Some results from the Bloomsday hack session, where we discussed small digital Joycean projects we might take on that day and continue working on over the following weeks:
We decided to create a dataset that could be used in Gephi to make something both informative and pretty: a log of the social interactions among characters that could be turned into a social network visualization. Chad Rutkowski read through the Wandering Rocks episode and logged a list of character interactions, which I then turned into a dataset and manipulated in Gephi to produce (click image for larger version):
Character nodes are weighted by the number of edges touching them (i.e. by how many interactions with other people a given character has), so unsurprisingly for anyone who’s read Ulysses, Father Conmee appears as one of the most connected characters in the episode.
Our next step will be to answer some questions about types of character interactions and include these answers in our dataset:
- Do we want to log the direction of an interaction to cover cases where, for example, and conversation is one-sided? (Yes, but this means creating two edges for every dialogue: Bloom > Molly as well as Molly > Bloom).
- What counts as an interaction? (Telegrams, letters, overheard shouts in the street?)
- How do we handle time? (Is Bloom > Molly recorded only one time in our Ulysses datatset, or every time they interact? If the latter, how do we decide when an interaction counts as ended?) If we can find a satisfactory and non-insanity causing way of coding this, we could create a time-lapse visualization of interactions in the novel, perhaps with some sort of cumulative or heatmapping feature.
- How to handle different types of interactions?

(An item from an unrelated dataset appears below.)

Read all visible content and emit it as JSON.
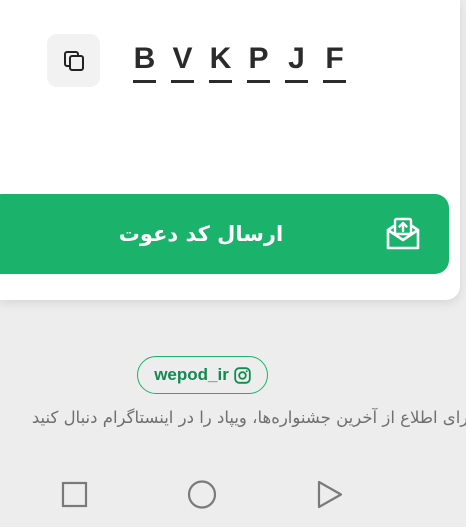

We discussed assigning different numbered weights to interaction edges so that its easy to see the degree of interaction taking place (was a character imagining a conversation with Bloom, or actually talking to him?), but there’s some difficulty in deciding what types of interaction are deeper than others in order to place these on a spectrum and make visual apprehension easier.

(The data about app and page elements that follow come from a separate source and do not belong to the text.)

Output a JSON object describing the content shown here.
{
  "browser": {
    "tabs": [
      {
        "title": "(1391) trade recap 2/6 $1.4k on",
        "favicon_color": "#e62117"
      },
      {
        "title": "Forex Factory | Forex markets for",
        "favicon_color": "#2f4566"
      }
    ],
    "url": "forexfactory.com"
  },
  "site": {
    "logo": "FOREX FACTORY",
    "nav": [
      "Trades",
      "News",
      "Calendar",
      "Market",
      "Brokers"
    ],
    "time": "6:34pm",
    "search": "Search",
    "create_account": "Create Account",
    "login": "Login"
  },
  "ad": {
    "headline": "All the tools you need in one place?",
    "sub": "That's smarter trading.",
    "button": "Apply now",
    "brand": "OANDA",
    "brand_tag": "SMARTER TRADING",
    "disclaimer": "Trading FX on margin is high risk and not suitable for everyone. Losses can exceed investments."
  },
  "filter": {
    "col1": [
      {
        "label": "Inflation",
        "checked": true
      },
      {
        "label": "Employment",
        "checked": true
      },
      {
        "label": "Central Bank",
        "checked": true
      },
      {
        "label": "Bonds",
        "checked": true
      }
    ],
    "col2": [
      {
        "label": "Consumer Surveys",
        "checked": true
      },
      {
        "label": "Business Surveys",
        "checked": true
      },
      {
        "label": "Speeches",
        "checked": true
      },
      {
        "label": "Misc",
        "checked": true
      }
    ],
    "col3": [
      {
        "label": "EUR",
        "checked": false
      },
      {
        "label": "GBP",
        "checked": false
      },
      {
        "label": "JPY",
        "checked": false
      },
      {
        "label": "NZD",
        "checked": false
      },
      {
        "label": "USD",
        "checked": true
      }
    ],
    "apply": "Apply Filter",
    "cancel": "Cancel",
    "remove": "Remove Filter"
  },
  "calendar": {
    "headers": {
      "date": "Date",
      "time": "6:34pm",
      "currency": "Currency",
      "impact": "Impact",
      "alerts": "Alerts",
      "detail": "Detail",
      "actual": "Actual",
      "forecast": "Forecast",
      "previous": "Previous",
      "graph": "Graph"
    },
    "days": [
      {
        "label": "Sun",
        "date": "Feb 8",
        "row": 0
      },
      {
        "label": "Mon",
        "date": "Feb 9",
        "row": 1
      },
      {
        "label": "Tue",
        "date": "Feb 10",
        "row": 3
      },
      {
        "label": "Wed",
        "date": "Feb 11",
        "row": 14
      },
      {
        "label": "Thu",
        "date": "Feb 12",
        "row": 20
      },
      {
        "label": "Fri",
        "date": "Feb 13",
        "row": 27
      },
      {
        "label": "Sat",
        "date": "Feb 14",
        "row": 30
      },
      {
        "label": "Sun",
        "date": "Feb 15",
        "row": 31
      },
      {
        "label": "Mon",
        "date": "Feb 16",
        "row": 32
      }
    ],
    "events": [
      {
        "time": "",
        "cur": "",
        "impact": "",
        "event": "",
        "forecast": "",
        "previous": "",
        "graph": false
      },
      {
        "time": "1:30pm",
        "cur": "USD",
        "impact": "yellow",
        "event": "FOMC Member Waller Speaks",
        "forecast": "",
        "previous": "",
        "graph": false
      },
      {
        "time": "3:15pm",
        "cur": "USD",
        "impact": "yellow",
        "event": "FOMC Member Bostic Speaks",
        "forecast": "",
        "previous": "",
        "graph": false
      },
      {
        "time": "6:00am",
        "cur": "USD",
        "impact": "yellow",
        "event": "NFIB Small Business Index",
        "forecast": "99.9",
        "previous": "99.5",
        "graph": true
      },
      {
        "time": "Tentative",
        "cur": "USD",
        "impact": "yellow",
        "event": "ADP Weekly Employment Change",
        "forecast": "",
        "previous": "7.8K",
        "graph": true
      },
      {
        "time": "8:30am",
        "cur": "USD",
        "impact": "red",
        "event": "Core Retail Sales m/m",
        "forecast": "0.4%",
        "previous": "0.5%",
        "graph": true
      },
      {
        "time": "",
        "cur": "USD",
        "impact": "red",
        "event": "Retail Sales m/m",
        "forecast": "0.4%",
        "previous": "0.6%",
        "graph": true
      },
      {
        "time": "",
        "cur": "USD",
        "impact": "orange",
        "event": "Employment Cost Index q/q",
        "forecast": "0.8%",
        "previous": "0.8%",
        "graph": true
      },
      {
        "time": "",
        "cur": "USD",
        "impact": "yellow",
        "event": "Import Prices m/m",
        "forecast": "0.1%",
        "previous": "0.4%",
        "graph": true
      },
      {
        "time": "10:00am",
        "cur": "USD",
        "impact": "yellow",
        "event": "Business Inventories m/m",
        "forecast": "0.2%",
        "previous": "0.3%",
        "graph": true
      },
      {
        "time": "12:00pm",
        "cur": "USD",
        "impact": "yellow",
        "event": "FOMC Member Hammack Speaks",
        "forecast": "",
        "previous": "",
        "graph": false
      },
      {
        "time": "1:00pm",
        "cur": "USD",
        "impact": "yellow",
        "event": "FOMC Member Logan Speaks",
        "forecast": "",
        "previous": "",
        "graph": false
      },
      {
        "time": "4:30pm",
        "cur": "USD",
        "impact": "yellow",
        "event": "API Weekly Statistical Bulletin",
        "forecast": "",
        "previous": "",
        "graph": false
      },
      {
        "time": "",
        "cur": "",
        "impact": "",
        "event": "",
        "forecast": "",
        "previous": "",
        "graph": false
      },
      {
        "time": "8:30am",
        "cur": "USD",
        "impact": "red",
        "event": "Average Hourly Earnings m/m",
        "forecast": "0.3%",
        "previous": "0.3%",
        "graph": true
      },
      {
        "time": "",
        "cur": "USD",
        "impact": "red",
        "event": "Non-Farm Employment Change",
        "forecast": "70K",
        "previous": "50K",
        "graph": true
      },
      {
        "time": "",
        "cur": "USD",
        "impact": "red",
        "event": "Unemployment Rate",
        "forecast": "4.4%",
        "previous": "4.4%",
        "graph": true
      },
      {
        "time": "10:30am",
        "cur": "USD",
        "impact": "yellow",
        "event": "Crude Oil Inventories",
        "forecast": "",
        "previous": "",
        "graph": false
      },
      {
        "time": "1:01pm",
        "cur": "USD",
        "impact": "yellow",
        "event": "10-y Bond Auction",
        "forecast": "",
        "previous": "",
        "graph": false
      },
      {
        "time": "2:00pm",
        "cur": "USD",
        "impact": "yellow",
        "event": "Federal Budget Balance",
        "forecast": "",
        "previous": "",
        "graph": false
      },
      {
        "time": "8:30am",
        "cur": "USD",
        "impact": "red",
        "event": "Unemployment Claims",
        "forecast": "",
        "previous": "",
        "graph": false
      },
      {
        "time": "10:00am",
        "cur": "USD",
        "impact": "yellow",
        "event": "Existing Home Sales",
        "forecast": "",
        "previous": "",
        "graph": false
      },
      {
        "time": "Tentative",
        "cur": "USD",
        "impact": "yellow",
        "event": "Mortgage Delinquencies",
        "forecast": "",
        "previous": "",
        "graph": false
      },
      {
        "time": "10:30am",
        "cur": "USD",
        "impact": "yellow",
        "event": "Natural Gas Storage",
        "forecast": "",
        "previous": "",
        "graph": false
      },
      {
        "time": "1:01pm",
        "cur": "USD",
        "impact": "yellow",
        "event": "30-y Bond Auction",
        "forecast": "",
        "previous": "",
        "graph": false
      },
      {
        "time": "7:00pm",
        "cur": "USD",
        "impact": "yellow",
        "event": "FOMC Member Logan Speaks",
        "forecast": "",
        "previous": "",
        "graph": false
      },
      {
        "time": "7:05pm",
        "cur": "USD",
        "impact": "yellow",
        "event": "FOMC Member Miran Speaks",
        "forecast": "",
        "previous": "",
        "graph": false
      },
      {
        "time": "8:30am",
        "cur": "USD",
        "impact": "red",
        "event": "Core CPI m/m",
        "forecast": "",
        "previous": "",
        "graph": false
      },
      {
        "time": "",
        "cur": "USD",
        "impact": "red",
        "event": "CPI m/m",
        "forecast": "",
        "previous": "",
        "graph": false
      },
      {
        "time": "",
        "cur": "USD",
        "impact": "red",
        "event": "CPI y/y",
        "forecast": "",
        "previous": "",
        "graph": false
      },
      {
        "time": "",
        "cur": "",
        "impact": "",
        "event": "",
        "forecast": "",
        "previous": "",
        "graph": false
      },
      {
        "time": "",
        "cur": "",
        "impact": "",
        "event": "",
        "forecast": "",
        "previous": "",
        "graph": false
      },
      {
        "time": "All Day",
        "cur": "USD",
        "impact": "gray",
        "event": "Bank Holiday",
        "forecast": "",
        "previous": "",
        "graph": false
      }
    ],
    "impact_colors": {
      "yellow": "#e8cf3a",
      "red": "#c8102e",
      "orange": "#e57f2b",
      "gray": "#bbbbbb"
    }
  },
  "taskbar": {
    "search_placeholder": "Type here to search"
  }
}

Ben Schmidt also did some neat and quick work with the Circe episode, running a script to gather character names by grabbing the all-caps words in that section and mapping interactions stepwise by linking the names that appears next after a given character in the text.
We’ll continue working on this project as we have time, so if you’re interested in helping out, send us a tweet! The work involved is pretty easy: identifying a section of the novel you wish to attack, then making a list of the characters who interact and ID’ing the type of interaction according to a scheme we’re using.
Cross-posted from LiteratureGeek.com.